Acute adrenal insufficiency requires immediate treatment with high-dose glucocorticoid and represents a life-threatening emergency. Previous research suggests that primary hypoadrenalism patients (Addisons disease) are more vulnerable to adrenal emergency than steroid-dependent pituitary patients (Arlt & Allolio 2003).
In 2006, we surveyed the membership of the UK Addisons disease Self-Help Group, comprising 982 hypoadrenalism patients, and asked if they had needed emergency treatment within the previous year.
Eight percent (74 patients) replied to say they had needed hospital treatment with injected hydrocortisone and/or intravenous fluids within the past 12 months.
Vomiting and/or diarrhoea were the most common causes (55%), followed by: dehydration/overexertion (11%); inadequate steroid cover during surgical recovery (6%); fever/influenza (5%); shock (5%), injury (4%). Other causes included urinary tract/chest infections, septicaemia, heart attack, heat stroke, and severe diabetic hypoglycaemia.
Three-quarters (76%) of adrenal emergencies occurred at home.
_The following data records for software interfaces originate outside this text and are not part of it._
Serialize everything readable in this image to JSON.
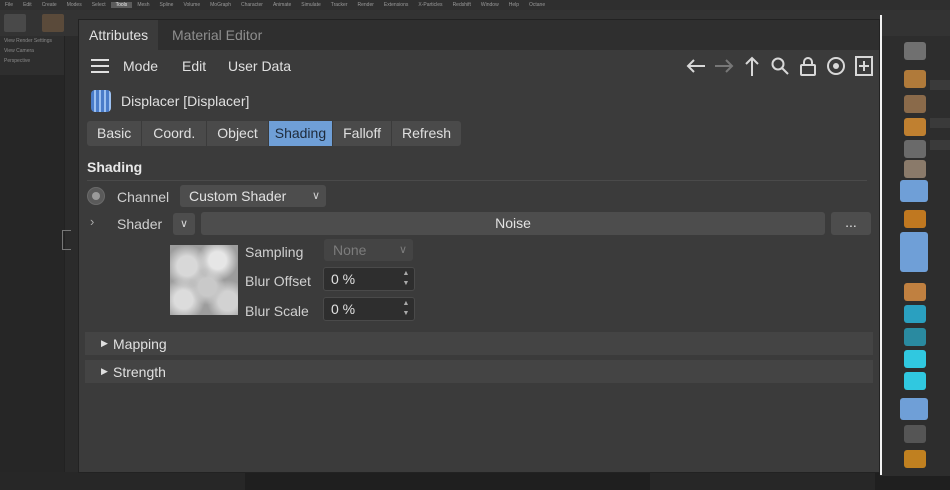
{
  "app_menu": [
    "File",
    "Edit",
    "Create",
    "Modes",
    "Select",
    "Tools",
    "Mesh",
    "Spline",
    "Volume",
    "MoGraph",
    "Character",
    "Animate",
    "Simulate",
    "Tracker",
    "Render",
    "Extensions",
    "X-Particles",
    "Redshift",
    "Window",
    "Help",
    "Octane"
  ],
  "app_menu_active": "Tools",
  "left_panel": {
    "row1": "View   Render Settings",
    "row2": "View   Camera",
    "row3": "Perspective"
  },
  "tabs": [
    "Attributes",
    "Material Editor"
  ],
  "menu": {
    "mode": "Mode",
    "edit": "Edit",
    "user_data": "User Data"
  },
  "nav_icons": [
    "arrow-left-icon",
    "arrow-right-icon",
    "arrow-up-icon",
    "search-icon",
    "lock-icon",
    "target-icon",
    "new-panel-icon"
  ],
  "object": {
    "title": "Displacer [Displacer]",
    "icon": "displacer-icon"
  },
  "page_tabs": [
    "Basic",
    "Coord.",
    "Object",
    "Shading",
    "Falloff",
    "Refresh"
  ],
  "active_page_tab": "Shading",
  "shading": {
    "section_title": "Shading",
    "channel_label": "Channel",
    "channel_value": "Custom Shader",
    "shader_label": "Shader",
    "shader_value": "Noise",
    "more_label": "...",
    "sampling_label": "Sampling",
    "sampling_value": "None",
    "blur_offset_label": "Blur Offset",
    "blur_offset_value": "0 %",
    "blur_scale_label": "Blur Scale",
    "blur_scale_value": "0 %"
  },
  "groups": {
    "mapping": "Mapping",
    "strength": "Strength"
  },
  "colors": {
    "accent": "#6f9fd7",
    "panel": "#3b3b3b",
    "tab_bar": "#2f2f2f"
  }
}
Nine percent were overseas (Switzerland, Spain, Greece, Dubai, Tunisia, Kenya, India, Caribbean, Canada and Australia), 7% were at the house of a friend or relative, 4% were at a UK hotel, 2% were in their car, 2% were in the countryside and 1% were at work or university.
Seventy-two percent of respondents (178) had an in-date supply of injectable hydrocortisone, most of these (80%) prescribed by the GP. But only 12% gave themselves the emergency injection; a further 17% were given the injection by a partner, relative, friend or neighbour.
Over 70% relied on medical personnel for their first-line emergency treatment (4% ambulance personnel, 23% GP/nurse, 38% hospital personnel).
These findings show that patient education regarding the risks of hypocortisolaemia, the need for prompt emergency treatment and the practical technique for self-injection remain an important responsibilities for the endocrinologist.